In my own experience, it is our gendered society that is the main cause of my dysphoria.
I have to constantly think about how I want to be perceived every day, and how my clothes and hairstyle will make me be perceived.
Before, I wanted to be androgynous. I hated my feminine features and my long hair, but I realized that I didn’t have to change my appearance for people to use my pronouns. Society must change.
The fact that I have to pretend to be a cis woman every time I go to church for my own safety is not fair.
The fact that I get nervous when my friends use my pronouns around other people, because I’m afraid other people will find out and judge me is not fair.
I shouldn’t feel invisible at school because teachers refuse to use neutral terms.
I have the right to live my life without constant fear or discomfort. Being non-binary shouldn’t mean I don’t have the same rights as a cisgender person.
Others shouldn’t feel the need to tell me that my identity isn’t real, that my experience isn’t valid because of science. However, it is the society in which we live, a society that was created around the majority. A society that must change.
Changing the rules of society is difficult because they are firmly embedded in our brains.
One of my recent experiences is a perfect example of the stubbornness of our binary society.
I tried to get my school to change the gender they assigned me on my student profile. I asked my dean to email the person in charge of student information and that person replied that I needed legal documents and they had never seen a written no binary on a birth certificate.
This email triggered my dysphoria and I thought I needed reassignment surgery just to get my gender recognised.
Having this experience in a school that I love and where I feel safe really hurt me. My teachers did their best to get my pronouns correct and they really agreed.
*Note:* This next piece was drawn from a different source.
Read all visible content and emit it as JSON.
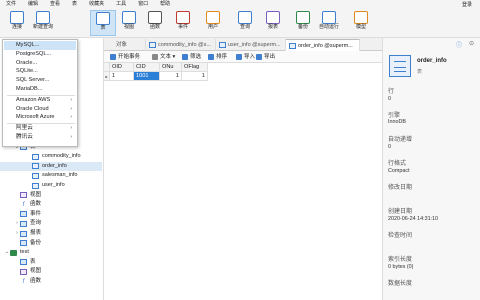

I assumed that because the school accepted my preferred pronouns it would also change the way my gender was categorized, but I underestimated people’s reluctance to change the system.
Some people like structure and rules, even if they are outdated and discriminatory. It’s disappointing how we stick to what we’re comfortable with, even when it negatively impacts others.
From another point of view, using binary gender indicators is a simple and effective way to register people. Trying to account for a spectrum of chromosomal and anatomical differences on shapes is a complex process that would require a sophisticated solution.
Although this is an explanation of our current state, it is not a good justification for continuing this practice.
Another possible reason for keeping this antiquated ID system is that it has been around for a long time, and if there was a problem, wouldn’t we have changed it some time ago?
This rationale is very weak, as trans identities have only recently been recognized, so according to historical beliefs, everyone identified with their gender.
Anyway, more than two possible gender identifiers have been around for much longer. Since at least 4 BC, in fact,
This is proved by the fact that in Plato’s Symposium it is said that there were three original sexes: feminine, masculine and androgynous.
While current systems attempt to make life easier for most people, there is still a large group of people affected by binary classification.
While we encourage our children to be true to themselves and their identities, our systems seem to say otherwise.
Actions speak louder than words, and our reluctance to make a change seems to show that we are not fully committed to allowing people to be themselves.